Democratic citizenship depends on a certain commonality of shared experience and power across regions and races and classes. That's always going to be a challenge in a continent-wide nation of 310 million people with complicated immigration patterns and a sordid history of racial injustice. But it becomes close to impossible when the super-rich use their incomparable wealth, power, and influence to insulate themselves from meritocratic checks of the market as well as government oversight and regulation, ensuring that they acquire ever-greater wealth, power, and influence over time.
The idea of taking a modest stand in favor of democracy and against America's emerging oligarchic class by capping wages doesn't come out of nowhere. An op-ed in The New York Times proposed a maximum wage back in 1996. Talk-show host Bill Maher floated the idea on his show a couple of months ago.
When it comes to practical proposals, last November 66 percent of Swiss voters rejected an initiative that would have capped the compensation of a company's top executives at 12 times the wage of its lowest paid workers.
A cap that draconian would fare far worse in the United States, and rightly so.
But that doesn't mean something less severe and more thoughtfully crafted couldn't catch on here. CNN columnist John D. Sutter has smartly suggested a maximum wage set at 100 times the federal minimum wage of $7.25 an hour (or $15,080 a year based on a 40-hour work week). That works out to a maximum of roughly $1.5 million a year.
Or if that's too harsh, how about making it 200 times the minimum, raising the maximum to $3 million a year.

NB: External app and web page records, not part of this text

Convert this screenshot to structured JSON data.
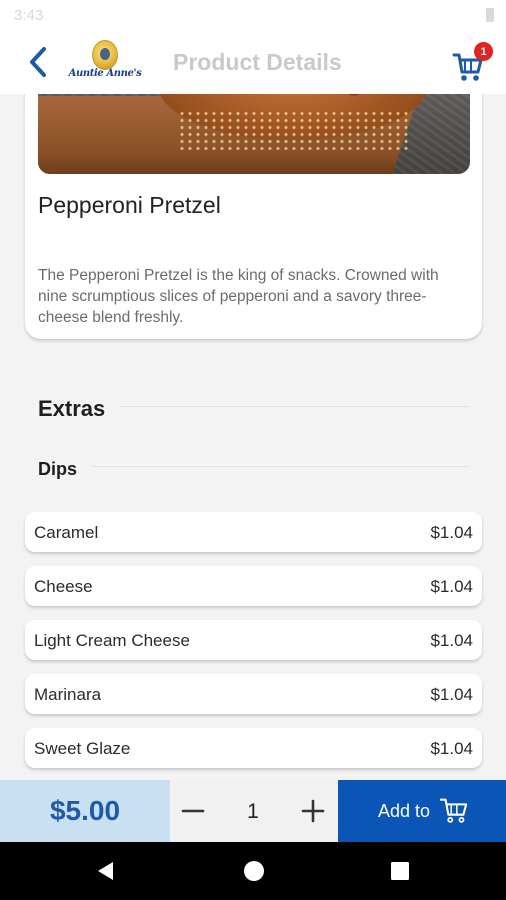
{
  "status_bar": {
    "time": "3:43"
  },
  "header": {
    "title": "Product Details",
    "logo_text": "Auntie Anne's",
    "cart_count": "1",
    "back_icon": "chevron-left-icon",
    "cart_icon": "cart-icon"
  },
  "product": {
    "name": "Pepperoni Pretzel",
    "description": "The Pepperoni Pretzel is the king of snacks. Crowned with nine scrumptious slices of pepperoni and a savory three-cheese blend freshly."
  },
  "extras": {
    "heading": "Extras",
    "dips_heading": "Dips",
    "dips": [
      {
        "label": "Caramel",
        "price": "$1.04"
      },
      {
        "label": "Cheese",
        "price": "$1.04"
      },
      {
        "label": "Light Cream Cheese",
        "price": "$1.04"
      },
      {
        "label": "Marinara",
        "price": "$1.04"
      },
      {
        "label": "Sweet Glaze",
        "price": "$1.04"
      }
    ]
  },
  "order_bar": {
    "price": "$5.00",
    "quantity": "1",
    "add_label": "Add to"
  },
  "colors": {
    "brand_blue": "#0a55b5",
    "price_bg": "#c9dff2",
    "badge_red": "#e02424"
  }
}
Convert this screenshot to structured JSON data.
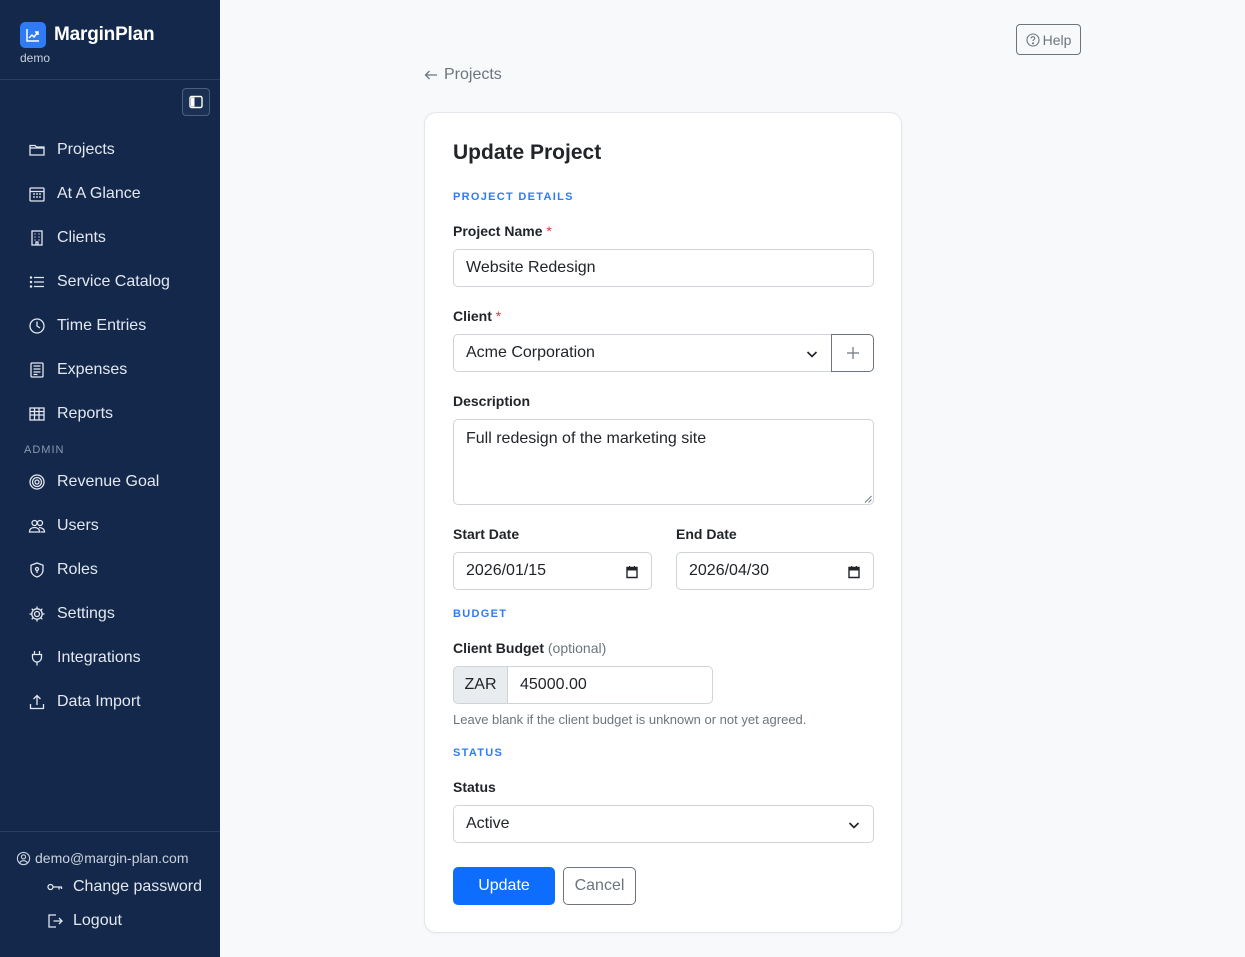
{
  "app": {
    "name": "MarginPlan",
    "workspace": "demo"
  },
  "sidebar": {
    "items": [
      {
        "label": "Projects",
        "icon": "folder-icon"
      },
      {
        "label": "At A Glance",
        "icon": "calendar-icon"
      },
      {
        "label": "Clients",
        "icon": "building-icon"
      },
      {
        "label": "Service Catalog",
        "icon": "list-icon"
      },
      {
        "label": "Time Entries",
        "icon": "clock-icon"
      },
      {
        "label": "Expenses",
        "icon": "receipt-icon"
      },
      {
        "label": "Reports",
        "icon": "table-icon"
      }
    ],
    "admin_heading": "ADMIN",
    "admin_items": [
      {
        "label": "Revenue Goal",
        "icon": "target-icon"
      },
      {
        "label": "Users",
        "icon": "users-icon"
      },
      {
        "label": "Roles",
        "icon": "shield-icon"
      },
      {
        "label": "Settings",
        "icon": "gear-icon"
      },
      {
        "label": "Integrations",
        "icon": "plug-icon"
      },
      {
        "label": "Data Import",
        "icon": "upload-icon"
      }
    ],
    "user_email": "demo@margin-plan.com",
    "change_password": "Change password",
    "logout": "Logout"
  },
  "header": {
    "help_label": "Help",
    "back_label": "Projects"
  },
  "form": {
    "title": "Update Project",
    "sections": {
      "details": "PROJECT DETAILS",
      "budget": "BUDGET",
      "status": "STATUS"
    },
    "project_name": {
      "label": "Project Name",
      "required_mark": "*",
      "value": "Website Redesign"
    },
    "client": {
      "label": "Client",
      "required_mark": "*",
      "value": "Acme Corporation"
    },
    "description": {
      "label": "Description",
      "value": "Full redesign of the marketing site"
    },
    "start_date": {
      "label": "Start Date",
      "value": "2026/01/15"
    },
    "end_date": {
      "label": "End Date",
      "value": "2026/04/30"
    },
    "client_budget": {
      "label": "Client Budget",
      "optional": "(optional)",
      "currency": "ZAR",
      "value": "45000.00",
      "hint": "Leave blank if the client budget is unknown or not yet agreed."
    },
    "status": {
      "label": "Status",
      "value": "Active"
    },
    "update_label": "Update",
    "cancel_label": "Cancel"
  },
  "colors": {
    "sidebar_bg": "#13284a",
    "accent": "#0d6efd",
    "section_heading": "#2f7bf6",
    "required": "#dc3545"
  }
}
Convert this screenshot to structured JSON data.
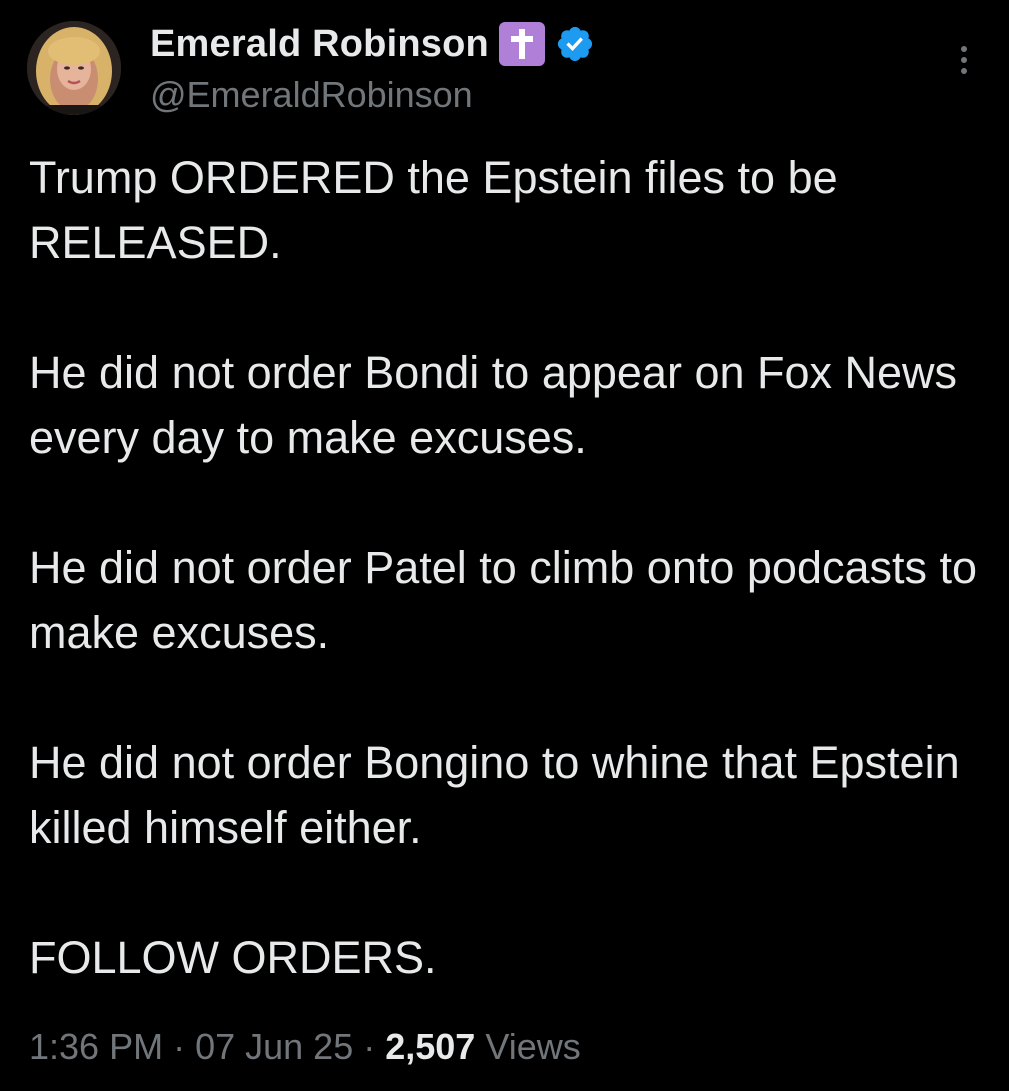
{
  "author": {
    "display_name": "Emerald Robinson",
    "handle": "@EmeraldRobinson",
    "emoji_icon": "latin-cross-emoji",
    "verified_icon": "verified-badge-icon",
    "verified_color": "#1d9bf0"
  },
  "tweet": {
    "paragraphs": [
      "Trump ORDERED the Epstein files to be RELEASED.",
      "He did not order Bondi to appear on Fox News every day to make excuses.",
      "He did not order Patel to climb onto podcasts to make excuses.",
      "He did not order Bongino to whine that Epstein killed himself either.",
      "FOLLOW ORDERS."
    ]
  },
  "meta": {
    "time": "1:36 PM",
    "separator": " · ",
    "date": "07 Jun 25",
    "views_count": "2,507",
    "views_label": "Views"
  },
  "colors": {
    "background": "#000000",
    "primary_text": "#e7e9ea",
    "secondary_text": "#71767b",
    "emoji_bg": "#b07fd8"
  },
  "icons": {
    "more": "more-options-icon"
  }
}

Hell, we could even peg the maximum to 1,000 times the minimum wage — $15 million a year — and still allow CEOs to be filthy rich while reining in the most obscene excesses at the very top. (Forbes reports that top-earning CEO John Hammergren of California medical supply company McKesson earned total compensation in 2011 of $131.2 million.)
An added benefit of tying maximum pay to the minimum wage is that it would give the super-rich an incentive to back (or at least to stop opposing) a minimum wage hike. Now there's a way to inspire democratic fellow-feeling across classes!
Of course it's hard to imagine Washington's political class moving to impose anything like a maximum wage at a time when it can't even manage to pass a (solidly popular) increase in the minimum wage. (This inertia is yet another indication of why bold reform is so desperately needed.)
But even if it's unlikely that Congress and the president would impose a maximum wage, a strong popular movement in support of it could still do considerable good simply by persuading the super-rich to preemptively cut back a bit on their greed and propensity for shameless self-dealing.
That wouldn't be much. But it would be something. And at this point, those of us not earning millions of dollars a year will take whatever we can get.
THE WEEK'S AUDIOPHILE PODCASTS: LISTEN SMARTER
- Watch out, China — America is working on dogfighting drones
- How liberals are unwittingly paving the way for the legalization of adult incest
- Why the Chinese military is only a paper dragon
- How the Simpsons/Family Guy crossover revealed the worst of both shows
- How to be the most productive person in your office — and still get home by 5:30 p.m.
- The troubling persistence of eugenicist thought in modern America
- Why America won't have enough money to battle ISIS
- 43 TV shows to watch in 2014
- Libertarianism's terrible, horrible, no good, very bad idea
- 11 facts yü should know about the umlaut
Subscribe to the Week